[Dataset rows for apps and sites]
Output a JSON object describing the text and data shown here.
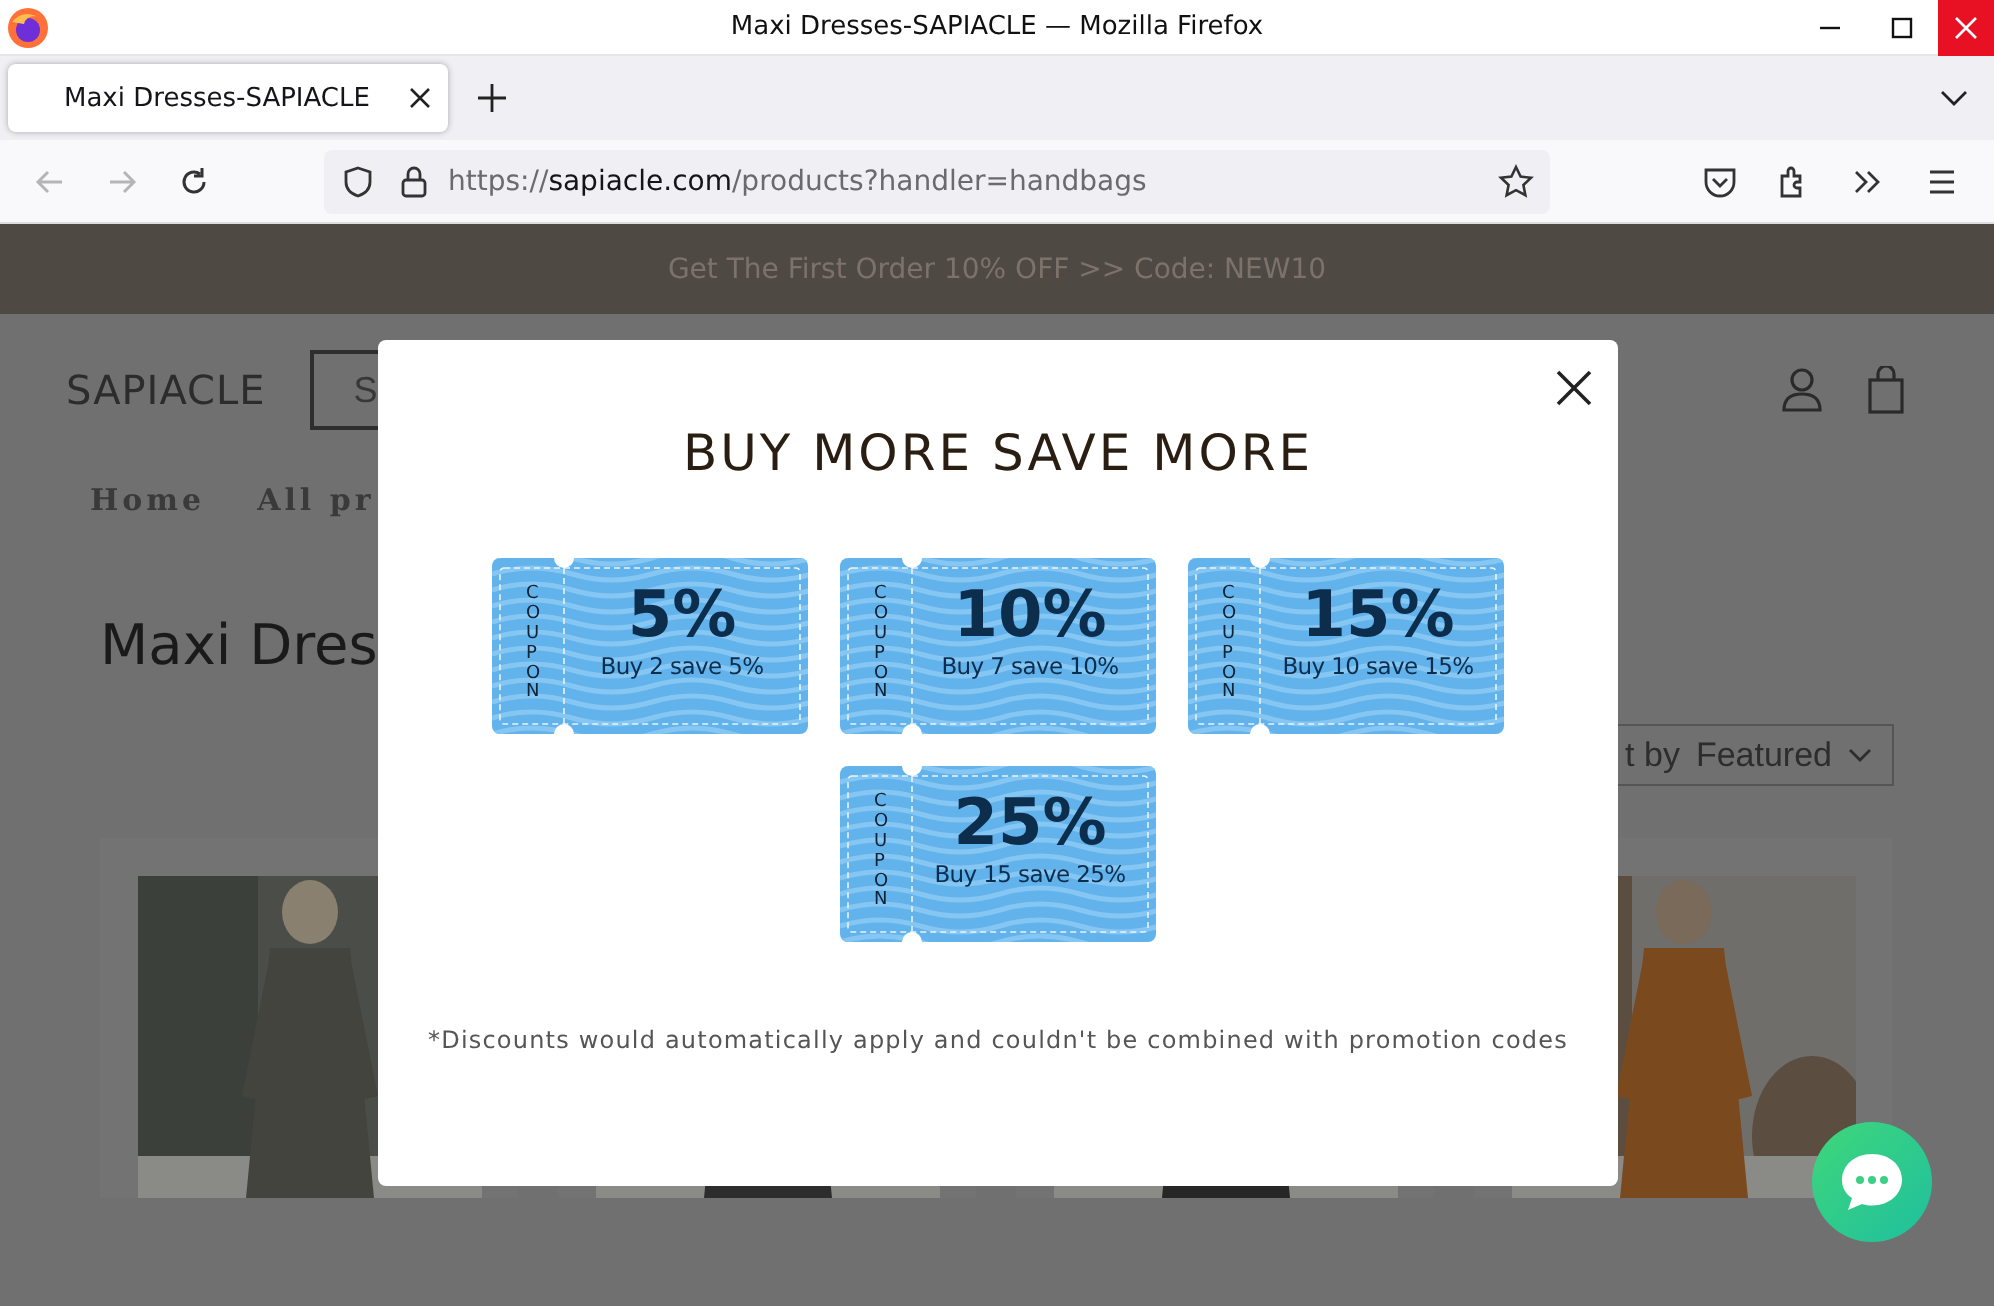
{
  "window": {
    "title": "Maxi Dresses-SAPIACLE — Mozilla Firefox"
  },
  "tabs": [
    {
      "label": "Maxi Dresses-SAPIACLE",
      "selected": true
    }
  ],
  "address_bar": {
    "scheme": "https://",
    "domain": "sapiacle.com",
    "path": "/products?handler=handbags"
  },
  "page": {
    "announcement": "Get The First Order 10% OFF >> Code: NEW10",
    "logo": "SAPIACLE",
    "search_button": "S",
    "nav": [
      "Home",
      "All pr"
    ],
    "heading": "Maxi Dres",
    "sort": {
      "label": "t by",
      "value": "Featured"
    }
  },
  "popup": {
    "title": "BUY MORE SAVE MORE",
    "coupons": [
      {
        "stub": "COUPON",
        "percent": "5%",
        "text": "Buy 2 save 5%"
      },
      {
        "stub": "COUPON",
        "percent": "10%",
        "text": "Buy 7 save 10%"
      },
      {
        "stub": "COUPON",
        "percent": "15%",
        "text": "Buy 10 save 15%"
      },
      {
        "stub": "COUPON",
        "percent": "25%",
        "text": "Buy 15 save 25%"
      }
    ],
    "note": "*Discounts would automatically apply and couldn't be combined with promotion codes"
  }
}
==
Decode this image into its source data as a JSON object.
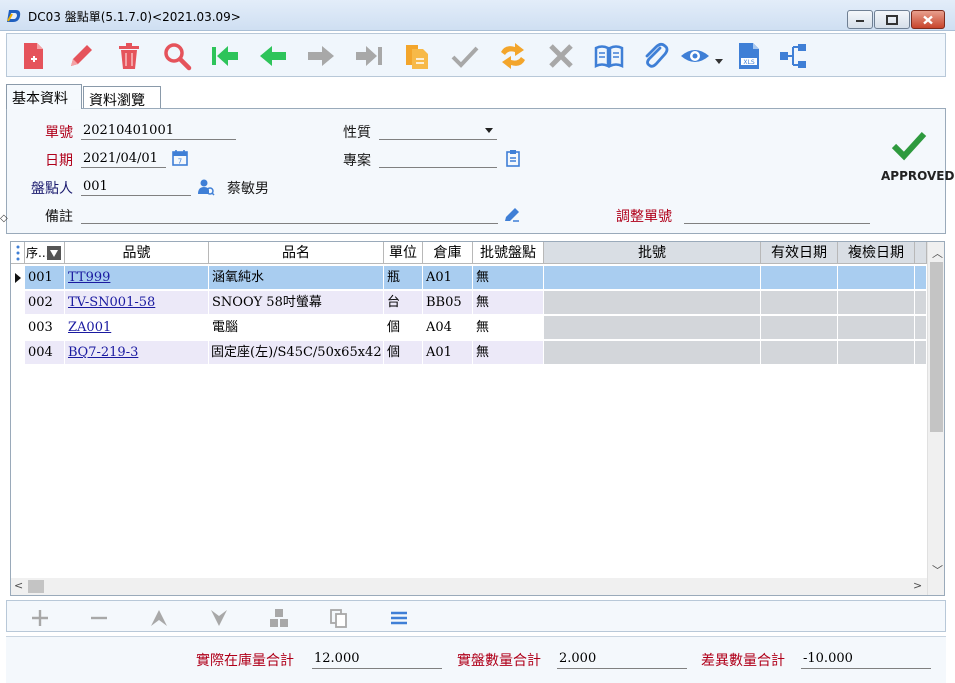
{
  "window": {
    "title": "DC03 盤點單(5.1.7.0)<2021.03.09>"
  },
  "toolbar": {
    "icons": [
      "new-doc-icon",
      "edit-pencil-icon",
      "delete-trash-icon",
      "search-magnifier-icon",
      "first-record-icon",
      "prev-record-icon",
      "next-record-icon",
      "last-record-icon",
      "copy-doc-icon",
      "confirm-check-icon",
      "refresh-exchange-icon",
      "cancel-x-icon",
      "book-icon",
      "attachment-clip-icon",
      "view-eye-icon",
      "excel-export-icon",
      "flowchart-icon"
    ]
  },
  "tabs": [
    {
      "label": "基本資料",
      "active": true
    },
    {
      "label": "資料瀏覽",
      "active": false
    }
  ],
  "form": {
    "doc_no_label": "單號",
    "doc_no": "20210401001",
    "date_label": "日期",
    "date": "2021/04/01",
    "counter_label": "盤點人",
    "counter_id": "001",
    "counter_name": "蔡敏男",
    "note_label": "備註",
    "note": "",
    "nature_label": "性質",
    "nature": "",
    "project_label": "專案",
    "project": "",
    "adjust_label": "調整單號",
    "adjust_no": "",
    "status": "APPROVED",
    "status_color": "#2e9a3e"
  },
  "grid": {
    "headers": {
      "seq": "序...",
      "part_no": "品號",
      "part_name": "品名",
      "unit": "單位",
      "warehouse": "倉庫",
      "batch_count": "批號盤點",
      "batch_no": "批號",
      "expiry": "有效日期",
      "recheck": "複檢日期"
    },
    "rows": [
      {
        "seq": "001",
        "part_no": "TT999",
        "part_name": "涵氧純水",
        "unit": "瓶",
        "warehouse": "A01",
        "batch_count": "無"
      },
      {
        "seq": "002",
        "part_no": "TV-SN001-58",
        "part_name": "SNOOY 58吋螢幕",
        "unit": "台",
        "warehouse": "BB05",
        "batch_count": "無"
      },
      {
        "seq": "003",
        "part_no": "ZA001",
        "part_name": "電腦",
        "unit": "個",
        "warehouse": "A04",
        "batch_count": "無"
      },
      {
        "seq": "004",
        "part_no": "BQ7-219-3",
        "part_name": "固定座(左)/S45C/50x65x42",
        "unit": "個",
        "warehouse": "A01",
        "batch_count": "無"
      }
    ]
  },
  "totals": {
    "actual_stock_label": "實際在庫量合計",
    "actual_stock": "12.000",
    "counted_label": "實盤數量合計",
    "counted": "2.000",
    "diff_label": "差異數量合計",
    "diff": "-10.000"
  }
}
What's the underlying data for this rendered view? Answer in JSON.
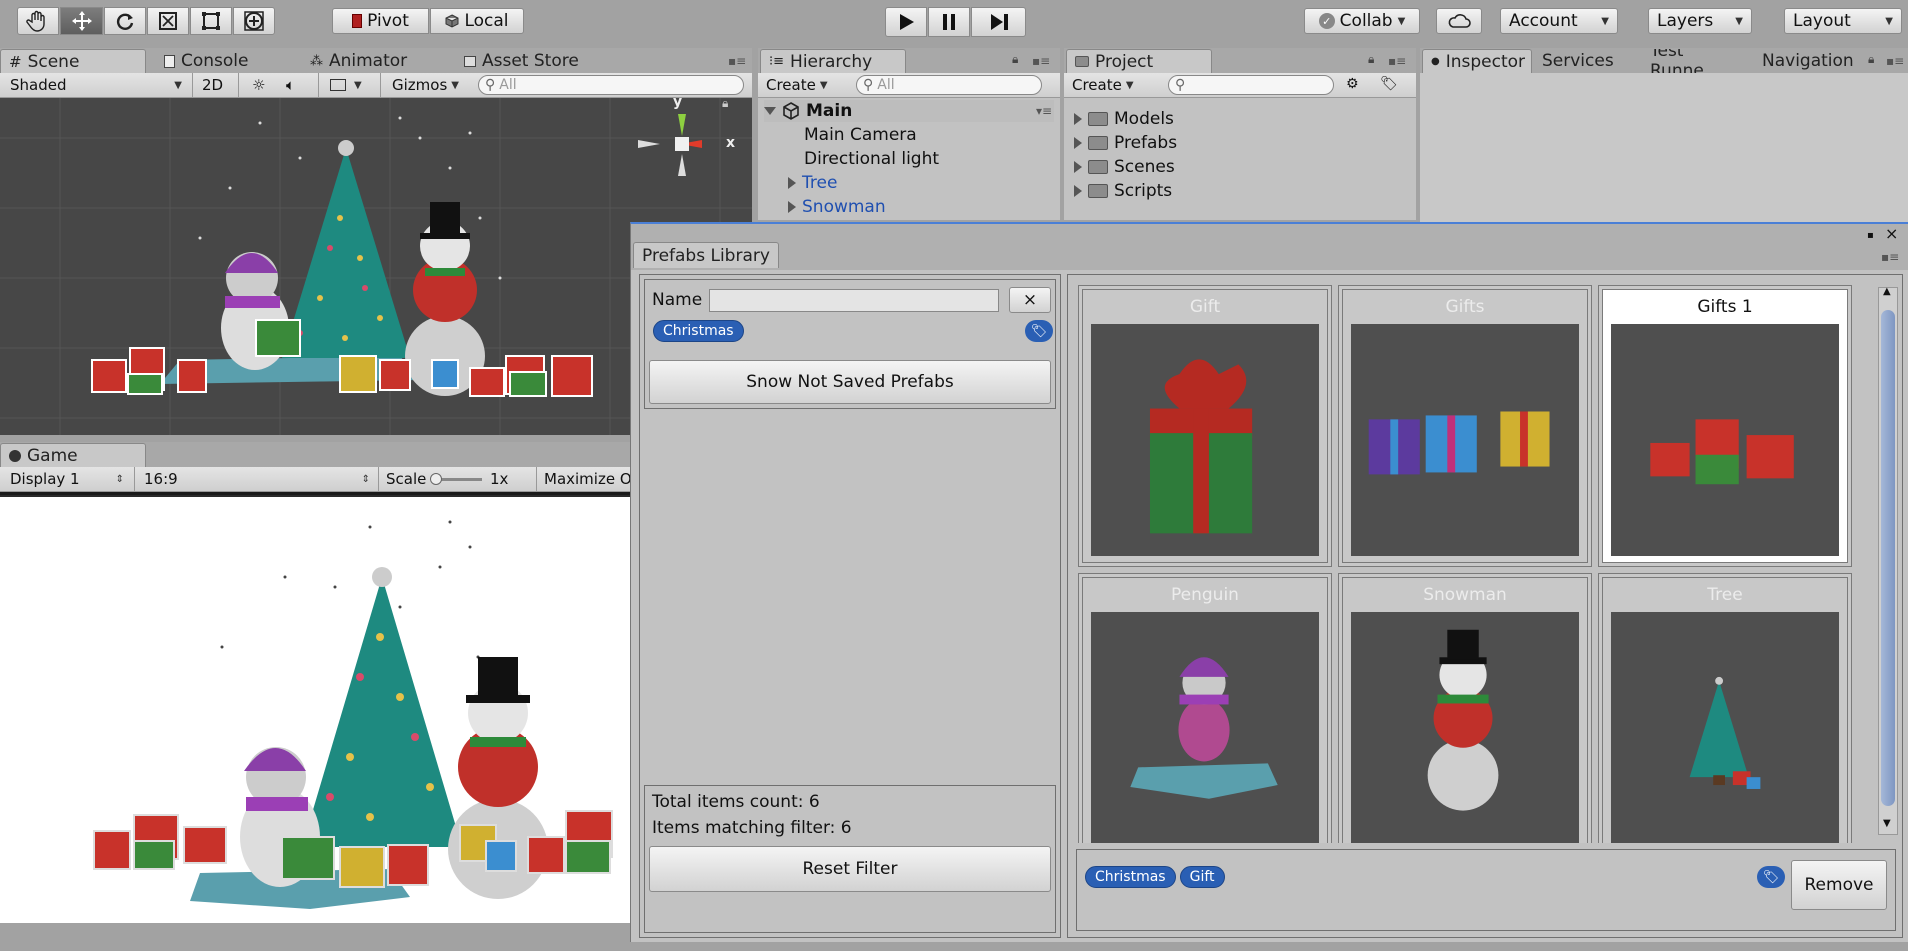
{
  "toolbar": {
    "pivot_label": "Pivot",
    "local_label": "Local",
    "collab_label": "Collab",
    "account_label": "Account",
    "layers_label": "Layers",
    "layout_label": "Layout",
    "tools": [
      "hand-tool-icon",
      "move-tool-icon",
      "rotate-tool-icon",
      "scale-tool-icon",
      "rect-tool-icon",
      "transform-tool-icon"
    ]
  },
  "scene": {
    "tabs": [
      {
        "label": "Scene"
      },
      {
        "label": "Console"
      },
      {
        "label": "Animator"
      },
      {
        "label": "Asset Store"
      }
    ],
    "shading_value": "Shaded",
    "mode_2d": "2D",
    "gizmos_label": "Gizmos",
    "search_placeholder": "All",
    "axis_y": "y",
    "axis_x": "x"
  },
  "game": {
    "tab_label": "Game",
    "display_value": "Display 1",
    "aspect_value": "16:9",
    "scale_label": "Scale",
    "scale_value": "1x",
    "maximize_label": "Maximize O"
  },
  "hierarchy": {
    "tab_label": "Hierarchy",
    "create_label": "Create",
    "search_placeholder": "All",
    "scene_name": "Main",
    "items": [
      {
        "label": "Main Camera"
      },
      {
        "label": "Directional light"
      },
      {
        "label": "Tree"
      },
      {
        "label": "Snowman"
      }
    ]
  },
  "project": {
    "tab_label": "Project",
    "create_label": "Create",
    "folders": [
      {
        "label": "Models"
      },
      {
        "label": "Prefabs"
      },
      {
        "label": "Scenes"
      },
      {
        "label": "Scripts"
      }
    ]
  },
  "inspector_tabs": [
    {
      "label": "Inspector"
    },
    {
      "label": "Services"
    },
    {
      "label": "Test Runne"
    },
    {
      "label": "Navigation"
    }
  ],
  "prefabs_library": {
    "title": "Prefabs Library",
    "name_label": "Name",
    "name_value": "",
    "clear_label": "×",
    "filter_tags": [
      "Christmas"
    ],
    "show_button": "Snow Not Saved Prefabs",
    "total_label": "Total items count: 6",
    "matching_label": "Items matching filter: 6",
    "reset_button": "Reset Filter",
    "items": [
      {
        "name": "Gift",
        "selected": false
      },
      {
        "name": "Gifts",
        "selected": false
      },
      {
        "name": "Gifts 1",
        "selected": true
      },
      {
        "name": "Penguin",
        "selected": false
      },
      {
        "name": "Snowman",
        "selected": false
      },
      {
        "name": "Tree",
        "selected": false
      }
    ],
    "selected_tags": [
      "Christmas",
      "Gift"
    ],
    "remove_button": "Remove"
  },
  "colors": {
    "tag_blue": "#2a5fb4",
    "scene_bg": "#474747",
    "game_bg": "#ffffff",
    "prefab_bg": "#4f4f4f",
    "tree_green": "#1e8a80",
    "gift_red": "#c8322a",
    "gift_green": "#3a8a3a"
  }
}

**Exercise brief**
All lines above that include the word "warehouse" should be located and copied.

**Response box**
      "warehouse": "倉庫",
        "warehouse": "A01",
        "warehouse": "BB05",
        "warehouse": "A04",
        "warehouse": "A01",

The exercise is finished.